Channel Frederator takes Fred's trademark approach -- welcome all comers -- and ports it online into a channel full of new cartoon shorts that anyone can submit to and a podcast of the best stuff. There's also annual Channel Frederator Awards (voting is now open for the best of 2007) and one truly standout original series of shorts: The Meth Minute 39, by Dan Meth. The Meth Minute can best be described as the Wario Ware of cartoons; short, hilarious, usually inappropriate, steeped in pop references, and with many sets of recurring characters. The latest episode of the Meth Minute features Ultra and the Lazer Hearts, who exist to hang jokes upon the truly outrageous carcass of Jem and the Holograms. One of Meth's most-forwarded shorts is the undeniably NSFW Dog Video Dating, and the first episode, meme-tribute Internet People, became a bit of a meme of its own. Even the Meth Minute 39 is in on Fred's crowdsourcing mission, currently running a contest to find the best viewer-created short using meth minute characters, with a cash prize.

In addition to the awesomeness of Channel Frederator is ReFrederator, a simply amazing daily podcast that features a different vintage cartoon each day, along with some incredibly knowledgable posts. The work the ReFrederator folks are doing is nothing short of miraculous; acquiring, digitizing, and archiving priceless but usually commercially worthless cartoons in a modern format that's simply one of the very best podcasts on the whole dang intertubes.
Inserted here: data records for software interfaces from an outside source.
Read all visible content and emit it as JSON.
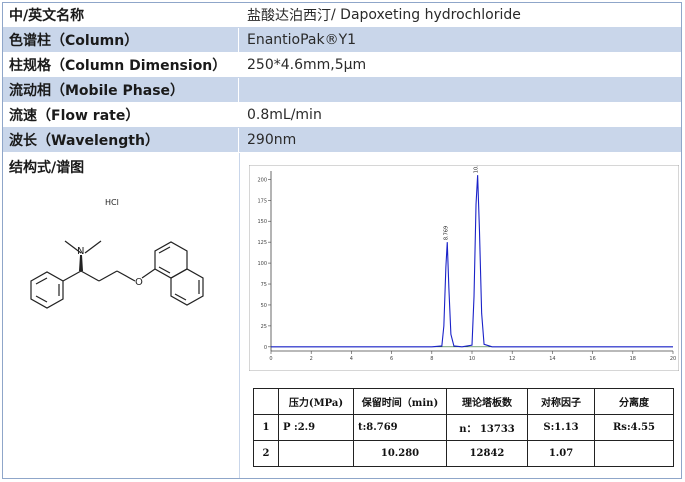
{
  "rows": [
    {
      "key": "中/英文名称",
      "value_cn": "盐酸达泊西汀",
      "value_en": "/ Dapoxeting hydrochloride"
    },
    {
      "key": "色谱柱（Column）",
      "value": "EnantioPak®Y1"
    },
    {
      "key": "柱规格（Column Dimension）",
      "value": "250*4.6mm,5μm"
    },
    {
      "key": "流动相（Mobile Phase）",
      "value": ""
    },
    {
      "key": "流速（Flow rate）",
      "value": "0.8mL/min"
    },
    {
      "key": "波长（Wavelength）",
      "value": "290nm"
    }
  ],
  "structure": {
    "label": "结构式/谱图",
    "salt": "HCl",
    "atom_n": "N",
    "atom_o": "O"
  },
  "chart_data": {
    "type": "line",
    "x": [
      0,
      1,
      2,
      3,
      4,
      5,
      6,
      7,
      8,
      8.5,
      8.6,
      8.7,
      8.769,
      8.85,
      8.95,
      9.1,
      9.5,
      10.0,
      10.1,
      10.2,
      10.28,
      10.37,
      10.48,
      10.6,
      11,
      12,
      13,
      14,
      15,
      16,
      17,
      18,
      19,
      20
    ],
    "y": [
      0,
      0,
      0,
      0,
      0,
      0,
      0,
      0,
      0,
      1,
      25,
      95,
      125,
      70,
      15,
      1,
      0,
      2,
      60,
      170,
      205,
      140,
      40,
      3,
      0,
      0,
      0,
      0,
      0,
      0,
      0,
      0,
      0,
      0
    ],
    "xlim": [
      0,
      20
    ],
    "ylim": [
      -5,
      210
    ],
    "yticks": [
      "0",
      "25",
      "50",
      "75",
      "100",
      "125",
      "150",
      "175",
      "200"
    ],
    "xticks": [
      "0",
      "2",
      "4",
      "6",
      "8",
      "10",
      "12",
      "14",
      "16",
      "18",
      "20"
    ],
    "peak_labels": [
      {
        "x": 8.769,
        "y": 125,
        "text": "8.769"
      },
      {
        "x": 10.28,
        "y": 205,
        "text": "10.280"
      }
    ]
  },
  "results": {
    "headers": [
      "",
      "压力(MPa)",
      "保留时间（min)",
      "理论塔板数",
      "对称因子",
      "分离度"
    ],
    "rows": [
      [
        "1",
        "P :2.9",
        "t:8.769",
        "n： 13733",
        "S:1.13",
        "Rs:4.55"
      ],
      [
        "2",
        "",
        "10.280",
        "12842",
        "1.07",
        ""
      ]
    ]
  },
  "colors": {
    "header_band": "#c9d6ea",
    "title_cn": "#1b56a5",
    "trace": "#1a22c8",
    "baseline": "#2a6a2a"
  }
}
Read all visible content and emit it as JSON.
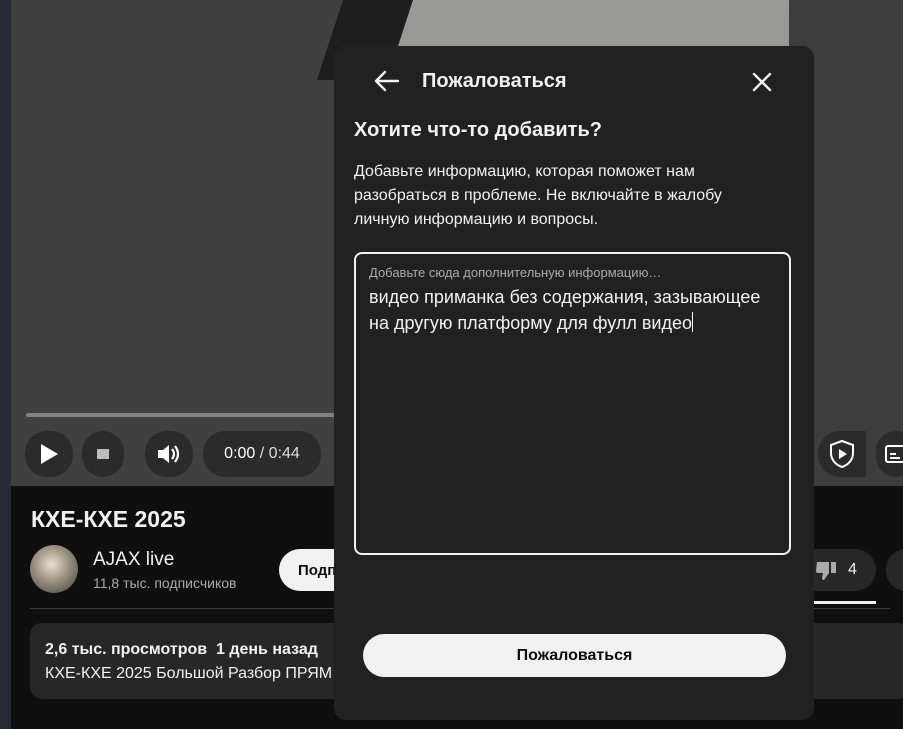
{
  "player": {
    "current_time": "0:00",
    "separator": "/",
    "duration": "0:44",
    "progress": 0
  },
  "video": {
    "title": "КХЕ-КХЕ 2025",
    "channel_name": "AJAX live",
    "subscribers": "11,8 тыс. подписчиков",
    "subscribe_label": "Подп",
    "dislike_count": "4",
    "views": "2,6 тыс. просмотров",
    "published": "1 день назад",
    "description_preview": "КХЕ-КХЕ 2025 Большой Разбор ПРЯМ"
  },
  "dialog": {
    "title": "Пожаловаться",
    "heading": "Хотите что-то добавить?",
    "description": "Добавьте информацию, которая поможет нам разобраться в проблеме. Не включайте в жалобу личную информацию и вопросы.",
    "textarea_label": "Добавьте сюда дополнительную информацию…",
    "textarea_value": "видео приманка без содержания, зазывающее на другую платформу для фулл видео",
    "submit_label": "Пожаловаться"
  },
  "icons": {
    "back": "arrow-left-icon",
    "close": "close-icon",
    "play": "play-icon",
    "miniplayer": "miniplayer-icon",
    "volume": "volume-icon",
    "shield": "shield-play-icon",
    "captions": "captions-icon",
    "dislike": "thumbs-down-icon"
  }
}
However, the absolutely best thing that Fred has done recently has been to discover a guy named Pendleton Ward and give him the chance to make Adventure Time. Go watch Adventure Time right now, and be forewarned that the next time you see something really awesome, you just might find yourself using 'ALGEBRAIC!' as an expletive of awesomeness.

Frederator Studios is doing totally RHOMBUS work all over the place; but Channel Frederator is merely the anchor of Fred's newest corporation, nextnewnetworks, which takes Fred's proven old/new media flexibility and mastery and stretches the definition of a video network in a very forward-looking direction, towards nichier audiences and snappier, shorter, more frequent programming. See Ultra Kawaii (so cute it hurts), Threadbanger (for DIY Fashionistas), Vette Dogs (for corvette owners) or Total MMO (for Massively Mutliplayer Online gamers). Fred will rule the world someday, perched atop his shiny red armada of networks and viewer-created content flying in close formation. Submit now and you can say you were a Frederatorian before it was compulsory!

Labels: , , , , ,


  • At 12:57 PM, Blogger Fred Seibert said…

    Wow Eli! Your post just popped on my radar. Thanks for all the kind words.


Post a Comment

<< Home